Brad Setser's outstanding Follow the Money blog has another terrific post today, this time discussing how US borrowing hasn't changed in total, it's just changed in composition. Here's the chart he created from Federal Reserve Bank data.
What it shows is that total US borrowing has not risen. However, the borrowing is now entirely done by the government. Why does this matter? Isn't it a good thing that we're not increasing our borrowing?
Here's the issue. Simplified, people borrow to finance either lifestyle or homes. Businesses borrow to finance growth. Governments borrow to finance benefits. The chart suggests that we can expect lower growth while the population learns to expect higher benefits. Borrowing increases debt servicing obligations. Lower growth decreases the ability to pay those. Someone, somewhere is going to have to increase their profits substantially to pay the interest on this debt. This chart shows pretty conclusively that such mundane matters are of little interest to us right now.

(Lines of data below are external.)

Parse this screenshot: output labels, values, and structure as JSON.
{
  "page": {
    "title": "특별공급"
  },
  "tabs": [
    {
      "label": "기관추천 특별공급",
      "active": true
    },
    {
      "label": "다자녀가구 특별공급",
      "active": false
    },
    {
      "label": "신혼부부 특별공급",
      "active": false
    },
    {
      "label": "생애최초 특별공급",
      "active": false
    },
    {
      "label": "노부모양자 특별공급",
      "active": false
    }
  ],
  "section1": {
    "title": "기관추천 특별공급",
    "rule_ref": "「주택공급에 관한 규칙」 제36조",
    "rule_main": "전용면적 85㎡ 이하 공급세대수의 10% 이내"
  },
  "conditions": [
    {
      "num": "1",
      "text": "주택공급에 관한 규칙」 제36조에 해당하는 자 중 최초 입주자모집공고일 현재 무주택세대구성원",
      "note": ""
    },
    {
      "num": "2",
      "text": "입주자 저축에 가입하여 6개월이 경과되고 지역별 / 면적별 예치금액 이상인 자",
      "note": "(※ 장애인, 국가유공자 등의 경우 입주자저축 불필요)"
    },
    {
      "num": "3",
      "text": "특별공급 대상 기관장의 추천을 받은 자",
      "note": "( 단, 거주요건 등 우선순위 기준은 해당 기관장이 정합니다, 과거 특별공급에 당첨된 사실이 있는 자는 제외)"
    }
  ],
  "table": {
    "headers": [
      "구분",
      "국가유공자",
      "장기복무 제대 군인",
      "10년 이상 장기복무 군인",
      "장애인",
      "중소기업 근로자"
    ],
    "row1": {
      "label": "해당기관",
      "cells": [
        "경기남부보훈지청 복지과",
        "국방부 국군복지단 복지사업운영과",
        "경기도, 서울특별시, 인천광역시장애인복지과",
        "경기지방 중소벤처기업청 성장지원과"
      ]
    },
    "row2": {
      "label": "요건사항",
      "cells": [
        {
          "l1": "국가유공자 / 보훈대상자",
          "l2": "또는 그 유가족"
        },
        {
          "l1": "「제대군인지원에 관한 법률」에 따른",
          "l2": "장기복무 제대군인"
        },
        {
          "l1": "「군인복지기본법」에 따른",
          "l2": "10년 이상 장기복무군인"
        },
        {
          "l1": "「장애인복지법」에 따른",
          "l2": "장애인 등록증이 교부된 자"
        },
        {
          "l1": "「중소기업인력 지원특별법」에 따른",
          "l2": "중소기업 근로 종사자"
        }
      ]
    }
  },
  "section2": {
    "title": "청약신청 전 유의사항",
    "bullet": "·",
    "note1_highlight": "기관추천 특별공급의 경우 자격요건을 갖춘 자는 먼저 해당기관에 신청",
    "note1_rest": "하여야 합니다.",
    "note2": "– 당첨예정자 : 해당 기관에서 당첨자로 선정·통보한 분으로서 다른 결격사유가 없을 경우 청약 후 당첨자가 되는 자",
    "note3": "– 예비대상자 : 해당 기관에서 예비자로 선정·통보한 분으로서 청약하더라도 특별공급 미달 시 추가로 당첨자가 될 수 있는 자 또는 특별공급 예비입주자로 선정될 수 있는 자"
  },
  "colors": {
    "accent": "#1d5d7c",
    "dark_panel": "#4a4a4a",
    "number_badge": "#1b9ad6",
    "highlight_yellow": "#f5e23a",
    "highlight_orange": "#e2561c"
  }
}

Example: Proctor and Gamble borrows so that they can make more money in the future. The Department of Health and Human Services borrows so it can hand out checks to people. One leads to the ability to pay back the debt, the other leads to the expectation that these checks will coninue ad infinitum.
Not to worry, though. This won't go on forever.